With the FWC's John Cassady at the helm, the rescue boat slowly approached Jasmine. In this picture, you can see the cuts on her side as she dives below the water's surface.

Not knowing the full extent of the internal injuries she might have suffered, the crew hoped to achieve the rescue without multiple net sets and stress on the animal. With excellent timing, they encircled her with the net and were able to safely bring her aboard the rescue boat.

Dubbed Jasmine by the rescue crew after the street near where she was rescued, she was examined on the boat and then carefully lifted into the FWC's truck.

DRC and FWC personnel examine Jasmine and remove the net.

DRC Medical Director Pat Clough (kneeling) and Senior Medical Technician Tanya Manchester keep an eye on Jasmine, spraying her down with water, prior to her transport to Miami Seaquarium.

From the scene, she was then transported to Miami Seaquarium for treatment and rehabilitation. Antibiotics have been administered to ward off infection and staff report that she is eating well and socializing with other manatees in her pool. Her condition will be carefully assessed as she continues to heal. When she is deemed completely recovered from her injuries, she will be transported back to the Florida Keys and released.

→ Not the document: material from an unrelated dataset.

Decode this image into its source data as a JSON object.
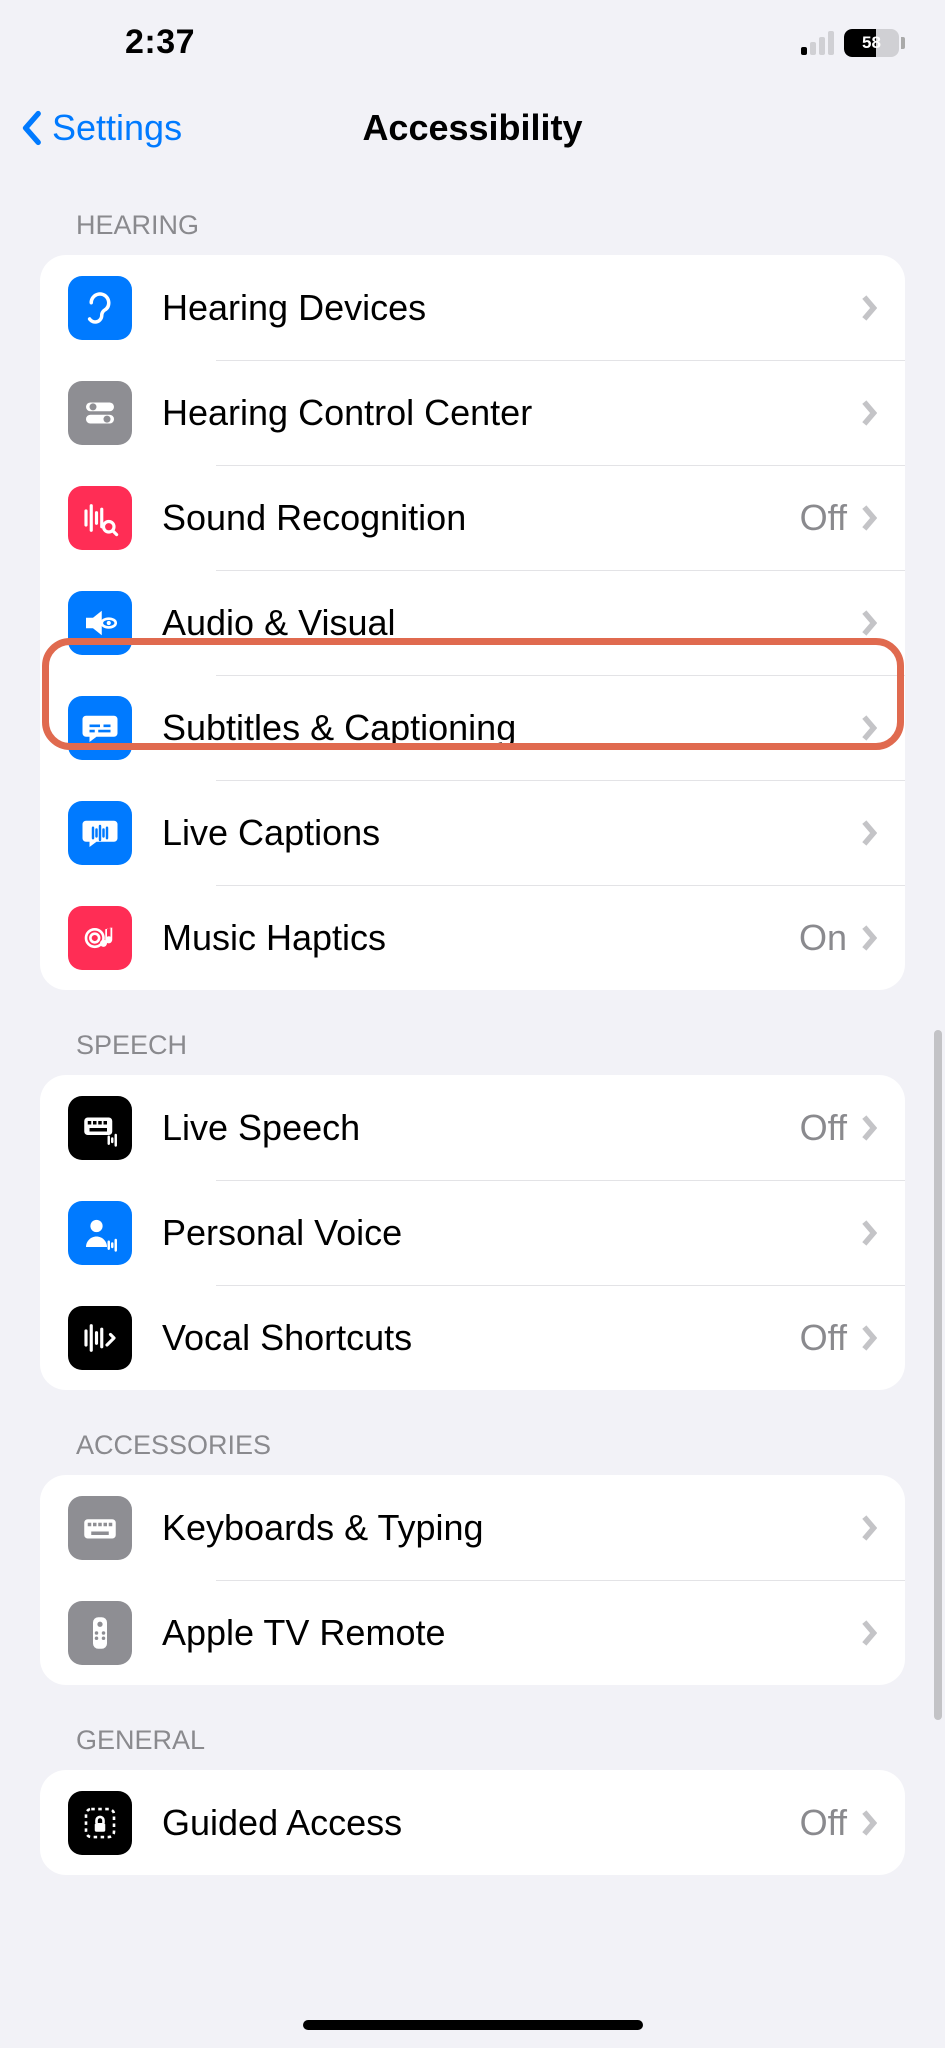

According to marine mammal medical personnel and manatee biologists, the animal may have suffered an internal injury to its lung which permitted air to leak into the body cavity. This trapped air increases the buoyancy of the manatee which can make it more difficult for the animal to stay submerged beneath the water’s surface and dive to the sea grass beds to feed. X-rays will determine whether any of the manatee’s ribs were broken by the boat strike.

“Jasmine is fortunate that area residents saw her injuries and alerted authorities so that she could be rescued and helped,” said DRC’s Chief Operating Officer Armando “Mandy” Rodriguez. “She serves as a strong reminder for all boaters to pay attention to posted slow speed zones and be aware of manatees in our local waters.” Licensed by the federal government, Dolphin Research Center’s manatee rescue team responds to calls about injured, entangled, ill or orphaned manatees from Key Largo to Key West.

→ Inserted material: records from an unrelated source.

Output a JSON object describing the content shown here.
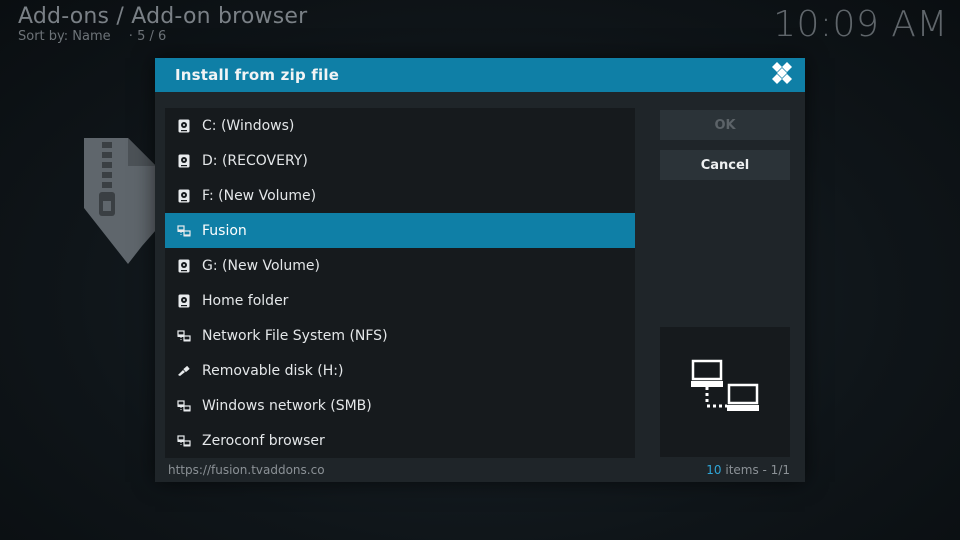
{
  "background": {
    "breadcrumb": "Add-ons / Add-on browser",
    "sort_label": "Sort by: Name",
    "sort_sep": "·",
    "position": "5 / 6",
    "clock": "10:09 AM"
  },
  "dialog": {
    "title": "Install from zip file",
    "ok_label": "OK",
    "cancel_label": "Cancel",
    "path": "https://fusion.tvaddons.co",
    "item_count": "10",
    "items_suffix": "items - 1/1"
  },
  "items": [
    {
      "label": "C: (Windows)",
      "icon": "hard-drive-icon"
    },
    {
      "label": "D: (RECOVERY)",
      "icon": "hard-drive-icon"
    },
    {
      "label": "F: (New Volume)",
      "icon": "hard-drive-icon"
    },
    {
      "label": "Fusion",
      "icon": "network-icon",
      "selected": true
    },
    {
      "label": "G: (New Volume)",
      "icon": "hard-drive-icon"
    },
    {
      "label": "Home folder",
      "icon": "hard-drive-icon"
    },
    {
      "label": "Network File System (NFS)",
      "icon": "network-icon"
    },
    {
      "label": "Removable disk (H:)",
      "icon": "usb-icon"
    },
    {
      "label": "Windows network (SMB)",
      "icon": "network-icon"
    },
    {
      "label": "Zeroconf browser",
      "icon": "network-icon"
    }
  ],
  "colors": {
    "accent": "#0f7fa6",
    "dialog_bg": "#1f2529",
    "list_bg": "#161a1d",
    "count_highlight": "#2fa5d6"
  }
}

The veterinarian and staff of Miami Seaquarium will provide Jasmine with excellent care while she is in residence. We'll keep in touch to get updates about her condition. We're all thrilled that we were able to help this injured animal and are very optimistic that she will make a full recovery.

As you know, DRC is a nonprofit organization. All of our mission-based activities, including our manatee rescue efforts, are funded by admission and program fees as well as by private donors and members. Many thanks to all of you for your support. With your help, Jasmine has been given a terrific chance. We'll keep you posted on her progress!